Loctite - Adhesive Innovation: Light Cure Cyanoacrylate Technology

Our thanks to Loctite for allowing us to reprint the following article.
By Mike Shannahan, Market Manager, Loctite Corporation

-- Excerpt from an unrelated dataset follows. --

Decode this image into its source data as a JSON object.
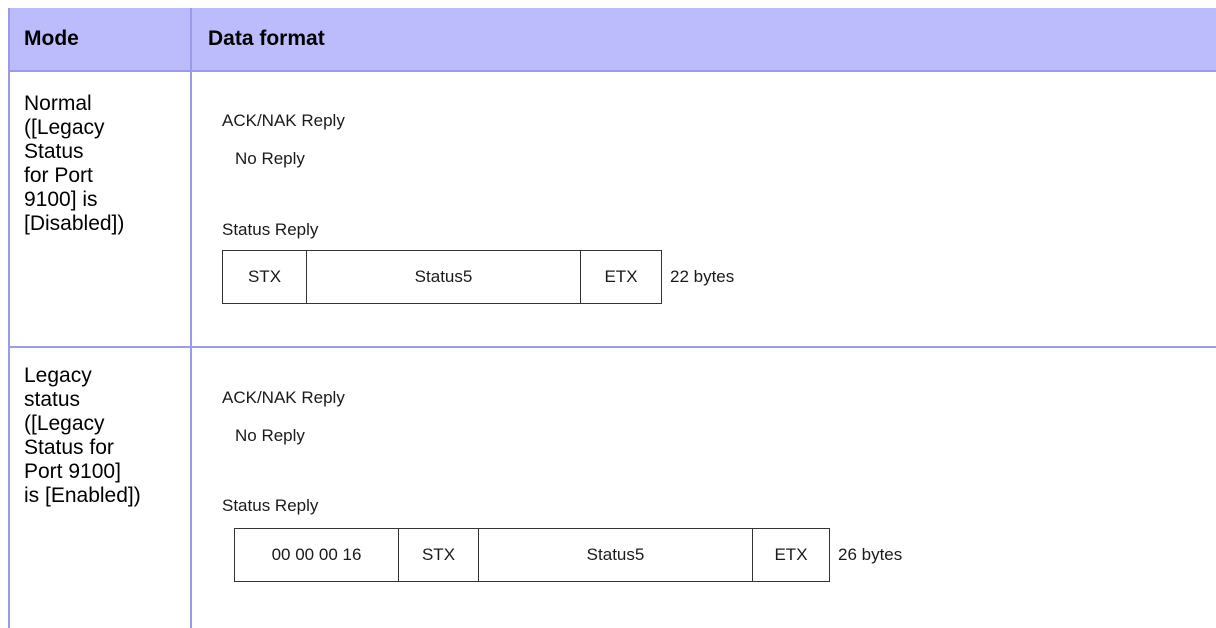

Despite impressive advancements in adhesive technology, manufacturers still face dilemmas when trying to rapidly bond components. Light cure adhesives, which bond in seconds when exposed to light, offer many advantages including unlimited time to align and adjust parts, cure on demand, high strength, and good thermal and environmental resistance. However, most are acrylic formulations that do not cure in shadowed areas or through opaque materials, and the types of substrates they will bond are somewhat limited. Conversely, cyanoacrylates (CAs) or "instant" adhesives, which fixture in seconds and cure completely in hours, offer excellent adhesion to a wide variety of substrates and cure in shadowed areas. However, these adhesives can emit strong vapors, are subject to "blooming" (a white discoloration which occurs during cure), offer limited gap filling capabilities, and cure slowly at surface level, sometimes requiring the use of solvent-borne accelerators or activators.


Light cure cyanoacrylates are a new and revolutionary adhesive technology that was developed in response to demand for an adhesive that offered all the advantages of cyanoacrylates and light cure adhesives, yet none of the limitations. This highly versatile new adhesive technology emits minimal vapors; surface cures immediately when exposed to light, adapts easily into production lines, and requires no second-step accelerators or activators. Light cure cyanoacrylates fixture tack-free in seconds upon exposure to low intensity ultraviolet and/or visible light sources. Any adhesive located in shadowed areas or behind opaque substrates cures naturally and quickly at room temperature due to a secondary moisture cure mechanism.


Light cure CAs are surface insensitive and extremely versatile, offering excellent adhesion to a wide variety of substrates including rubber and plastics. These adhesives minimize blooming and stress cracking on sensitive substrates such as polycarbonate and acrylic. They will also bond polyolefin plastics (polyethylene, polypropylene) when used in conjunction with special adhesion promoters that can either be compounded into the molded parts or applied to the part's surface prior to bonding...


Read More



*Download Article in PDF Format Click to download article in PDF format